£20000 - £25000 per annum + OTE 40k: SThree: SThree are a global FTSE 250 busi...

Day In a Page

Isis profits from destruction of antiquities by selling relics to dealers - and then blowing up the buildings they come from to conceal the evidence of looting

How Isis profits from destruction of antiquities

Robert Fisk on the terrorist group's manipulation of the market to increase the price of artefacts
Labour leadership: Andy Burnham urges Jeremy Corbyn voters to think again in last-minute plea

'If we lose touch we’ll end up with two decades of the Tories'

In an exclusive interview, Andy Burnham urges Jeremy Corbyn voters to think again in last-minute plea
Tunisia fears its Arab Spring could be reversed as the new regime becomes as intolerant of dissent as its predecessor

The Arab Spring reversed

Tunisian protesters fear that a new law will whitewash corrupt businessmen and officials, but they are finding that the new regime is becoming as intolerant of dissent as its predecessor
King Arthur: Legendary figure was real and lived most of his life in Strathclyde, academic claims

Academic claims King Arthur was real - and reveals where he lived

Dr Andrew Breeze says the legendary figure did exist – but was a general, not a king
Who is Oliver Bonas and how has he captured middle-class hearts?

Who is Oliver Bonas?

It's the first high-street store to pay its staff the living wage, and it saw out the recession in style
Earth has 'lost more than half its trees' since humans first started cutting them down

Axe-wielding Man fells half the world’s trees – leaving us just 422 each

However, the number of trees may be eight times higher than previously thought
60 years of Scalextric: Model cars are now stuffed with as much tech as real ones

60 years of Scalextric

Model cars are now stuffed with as much tech as real ones
Theme parks continue to draw in thrill-seekers despite the risks - so why are we so addicted?

Why are we addicted to theme parks?

Now that Banksy has unveiled his own dystopian version, Christopher Beanland considers the ups and downs of our endless quest for amusement
Tourism in Iran: The country will soon be opening up again after years of isolation

Iran is opening up again to tourists

After years of isolation, Iran is reopening its embassies abroad. Soon, there'll be the chance for the adventurous to holiday there
10 best PS4 games

10 best PS4 games

Can’t wait for the new round of blockbusters due out this autumn? We played through last year’s offering
Transfer window: Ten things we learnt

Ten things we learnt from the transfer window
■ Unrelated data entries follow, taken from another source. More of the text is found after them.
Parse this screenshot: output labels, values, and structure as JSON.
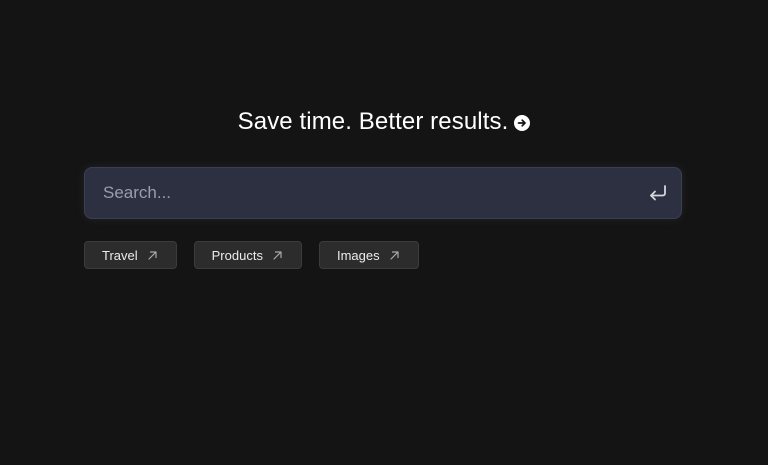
{
  "headline": {
    "text": "Save time. Better results."
  },
  "search": {
    "placeholder": "Search...",
    "value": ""
  },
  "chips": [
    {
      "label": "Travel"
    },
    {
      "label": "Products"
    },
    {
      "label": "Images"
    }
  ],
  "icons": {
    "headline_arrow": "arrow-right-circle-icon",
    "enter": "enter-return-icon",
    "chip_arrow": "arrow-up-right-icon"
  },
  "colors": {
    "background": "#141414",
    "search_box": "#2d3041",
    "chip": "#2c2c2c",
    "text": "#ffffff"
  }
}
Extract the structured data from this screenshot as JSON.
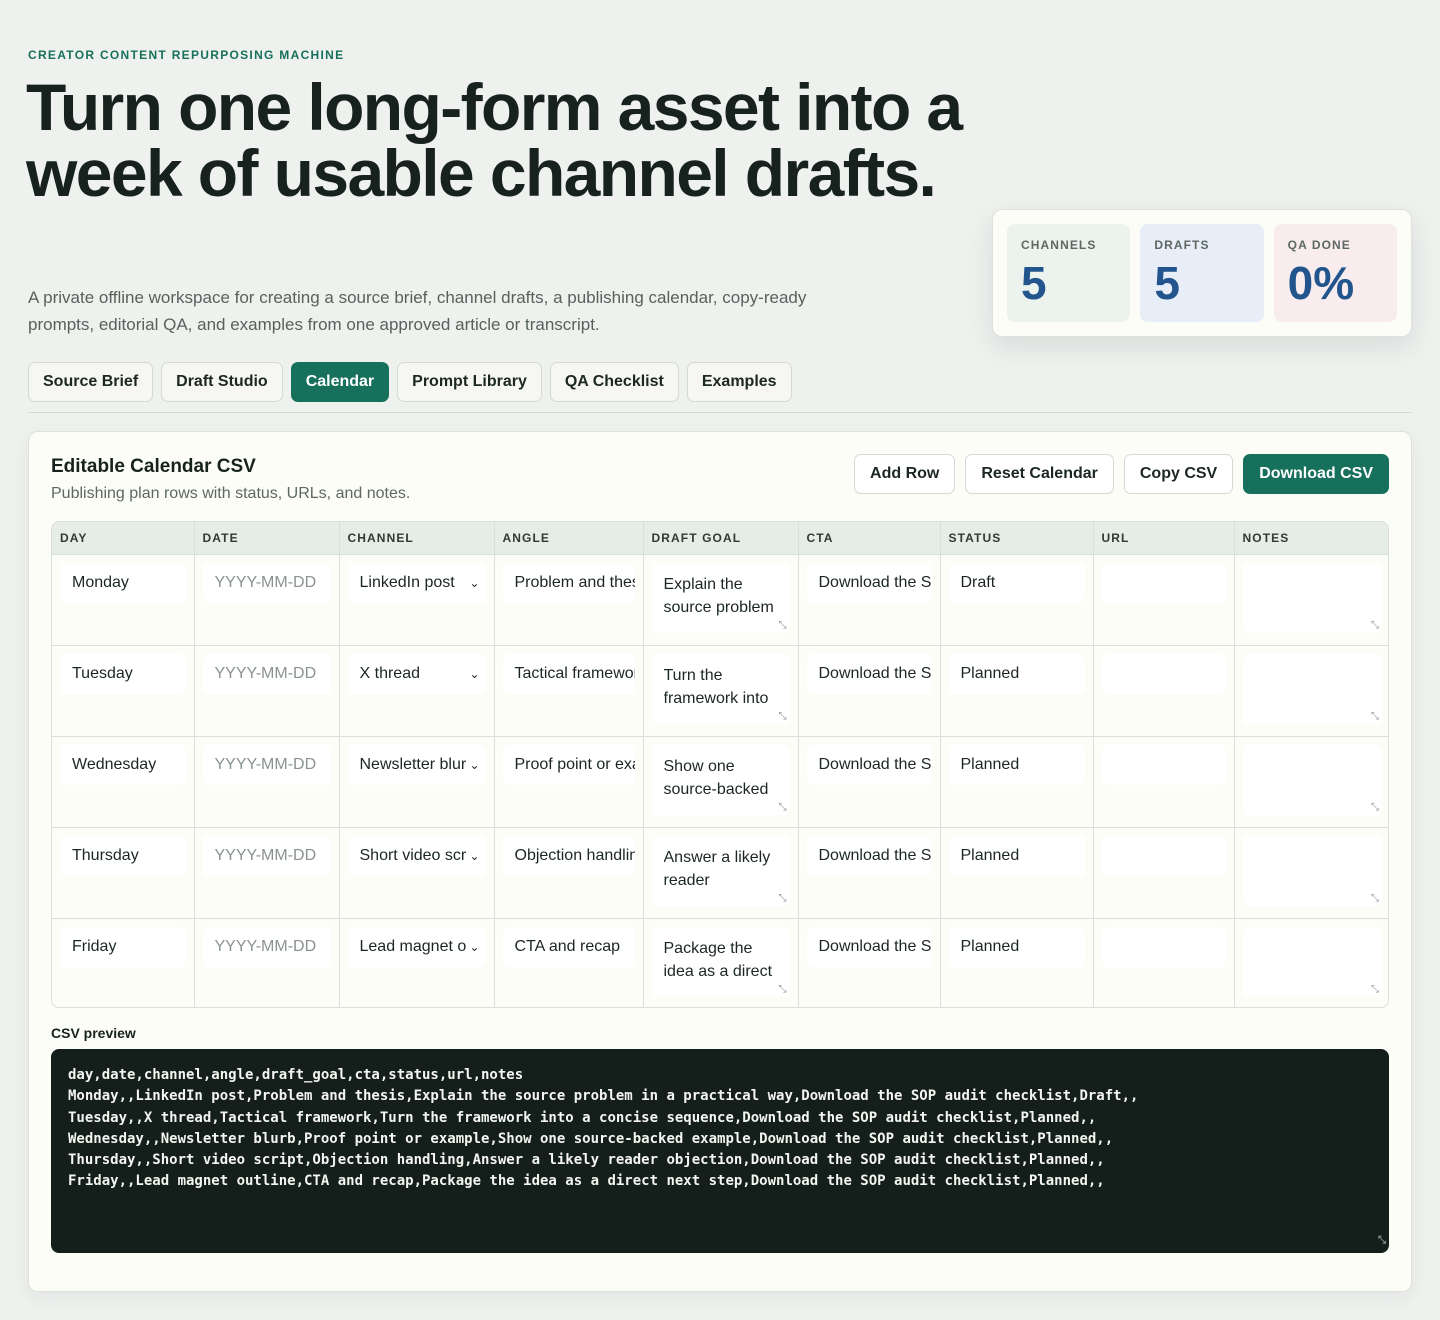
{
  "eyebrow": "CREATOR CONTENT REPURPOSING MACHINE",
  "hero": {
    "title": "Turn one long-form asset into a week of usable channel drafts.",
    "subtitle": "A private offline workspace for creating a source brief, channel drafts, a publishing calendar, copy-ready prompts, editorial QA, and examples from one approved article or transcript."
  },
  "stats": [
    {
      "label": "CHANNELS",
      "value": "5",
      "bg": "#ecf3ef"
    },
    {
      "label": "DRAFTS",
      "value": "5",
      "bg": "#e8eef7"
    },
    {
      "label": "QA DONE",
      "value": "0%",
      "bg": "#f8ecee"
    }
  ],
  "tabs": [
    {
      "label": "Source Brief",
      "active": false
    },
    {
      "label": "Draft Studio",
      "active": false
    },
    {
      "label": "Calendar",
      "active": true
    },
    {
      "label": "Prompt Library",
      "active": false
    },
    {
      "label": "QA Checklist",
      "active": false
    },
    {
      "label": "Examples",
      "active": false
    }
  ],
  "panel": {
    "title": "Editable Calendar CSV",
    "subtitle": "Publishing plan rows with status, URLs, and notes.",
    "actions": {
      "add_row": "Add Row",
      "reset": "Reset Calendar",
      "copy": "Copy CSV",
      "download": "Download CSV"
    }
  },
  "table": {
    "headers": [
      "DAY",
      "DATE",
      "CHANNEL",
      "ANGLE",
      "DRAFT GOAL",
      "CTA",
      "STATUS",
      "URL",
      "NOTES"
    ],
    "date_placeholder": "YYYY-MM-DD",
    "rows": [
      {
        "day": "Monday",
        "date": "",
        "channel": "LinkedIn post",
        "angle": "Problem and thesis",
        "goal": "Explain the source problem in a practical way",
        "cta": "Download the SOP audit checklist",
        "status": "Draft",
        "url": "",
        "notes": ""
      },
      {
        "day": "Tuesday",
        "date": "",
        "channel": "X thread",
        "angle": "Tactical framework",
        "goal": "Turn the framework into a concise sequence",
        "cta": "Download the SOP audit checklist",
        "status": "Planned",
        "url": "",
        "notes": ""
      },
      {
        "day": "Wednesday",
        "date": "",
        "channel": "Newsletter blurb",
        "angle": "Proof point or example",
        "goal": "Show one source-backed example",
        "cta": "Download the SOP audit checklist",
        "status": "Planned",
        "url": "",
        "notes": ""
      },
      {
        "day": "Thursday",
        "date": "",
        "channel": "Short video script",
        "angle": "Objection handling",
        "goal": "Answer a likely reader objection",
        "cta": "Download the SOP audit checklist",
        "status": "Planned",
        "url": "",
        "notes": ""
      },
      {
        "day": "Friday",
        "date": "",
        "channel": "Lead magnet outline",
        "angle": "CTA and recap",
        "goal": "Package the idea as a direct next step",
        "cta": "Download the SOP audit checklist",
        "status": "Planned",
        "url": "",
        "notes": ""
      }
    ]
  },
  "csv": {
    "label": "CSV preview",
    "text": "day,date,channel,angle,draft_goal,cta,status,url,notes\nMonday,,LinkedIn post,Problem and thesis,Explain the source problem in a practical way,Download the SOP audit checklist,Draft,,\nTuesday,,X thread,Tactical framework,Turn the framework into a concise sequence,Download the SOP audit checklist,Planned,,\nWednesday,,Newsletter blurb,Proof point or example,Show one source-backed example,Download the SOP audit checklist,Planned,,\nThursday,,Short video script,Objection handling,Answer a likely reader objection,Download the SOP audit checklist,Planned,,\nFriday,,Lead magnet outline,CTA and recap,Package the idea as a direct next step,Download the SOP audit checklist,Planned,,"
  },
  "icons": {
    "select_chevron": "chevron-down-icon",
    "resize_grip": "resize-grip-icon"
  }
}
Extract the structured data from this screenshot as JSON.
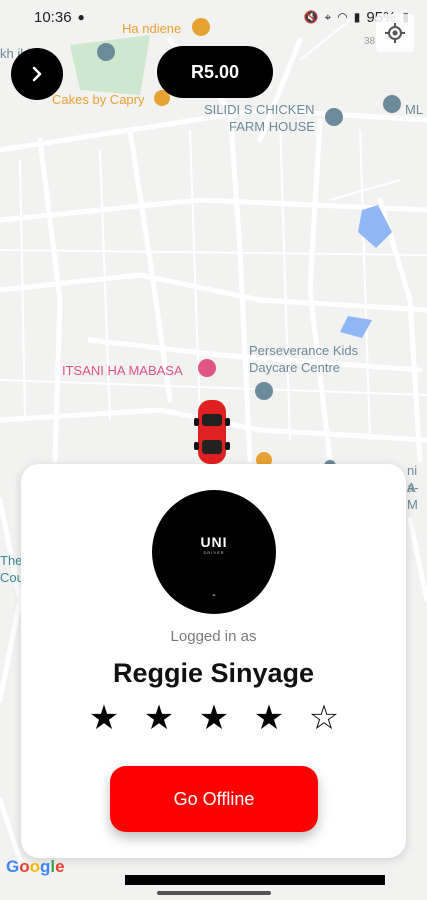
{
  "status_bar": {
    "time": "10:36",
    "battery": "95%"
  },
  "top_bar": {
    "fare": "R5.00",
    "menu_icon": "chevron-right-icon"
  },
  "map": {
    "labels": {
      "handiene": "Ha ndiene",
      "building": "kh    ilding",
      "cakes": "Cakes by Capry",
      "silidi_line1": "SILIDI S CHICKEN",
      "silidi_line2": "FARM HOUSE",
      "ml": "ML",
      "itsani": "ITSANI HA MABASA",
      "perseverance_line1": "Perseverance Kids",
      "perseverance_line2": "Daycare Centre",
      "the_line1": "The",
      "the_line2": "Cou",
      "ni_line1": "ni A",
      "ni_line2": "a-M",
      "corner": "38"
    },
    "colors": {
      "road": "#ffffff",
      "water": "#8fb7f5",
      "park": "#c8e6c9",
      "orange_poi": "#e8a133",
      "pink_poi": "#e05383",
      "blue_poi": "#6b8a9a"
    }
  },
  "profile": {
    "avatar_brand": "UNI",
    "avatar_sub": "DRIVER",
    "avatar_dot": "-",
    "logged_in_label": "Logged in as",
    "name": "Reggie Sinyage",
    "rating_filled": 4,
    "rating_max": 5,
    "stars": [
      "★",
      "★",
      "★",
      "★",
      "☆"
    ]
  },
  "actions": {
    "go_offline": "Go Offline"
  },
  "accent": "#ff0000",
  "footer": {
    "google_letters": [
      {
        "ch": "G",
        "color": "#4285f4"
      },
      {
        "ch": "o",
        "color": "#ea4335"
      },
      {
        "ch": "o",
        "color": "#fbbc05"
      },
      {
        "ch": "g",
        "color": "#4285f4"
      },
      {
        "ch": "l",
        "color": "#34a853"
      },
      {
        "ch": "e",
        "color": "#ea4335"
      }
    ]
  }
}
Record-breaking spending shows FFP restraint no longer applies
Migrant crisis: UN official Philippe Douste-Blazy reveals the harrowing sights he encountered among refugees arriving on Lampedusa

‘Can we really just turn away?’

Dead bodies, men drowning, women miscarrying – a senior UN figure on the horrors he has witnessed among migrants arriving on Lampedusa, and urges politicians not to underestimate our caring nature
Nine of Syria and Iraq's 10 world heritage sites are in danger as Isis ravages centuries of history

Nine of Syria and Iraq's 10 world heritage sites are in danger...

... and not just because of Isis vandalism
Girl on a Plane: An exclusive extract of the novelisation inspired by the 1970 Palestinian fighters hijack

Girl on a Plane

An exclusive extract of the novelisation inspired by the 1970 Palestinian fighters hijack
Why Frederick Forsyth's spying days could spell disaster for today's journalists

Why Frederick Forsyth's spying days could spell disaster for today's journalists

The author of 'The Day of the Jackal' has revealed he spied for MI6 while a foreign correspondent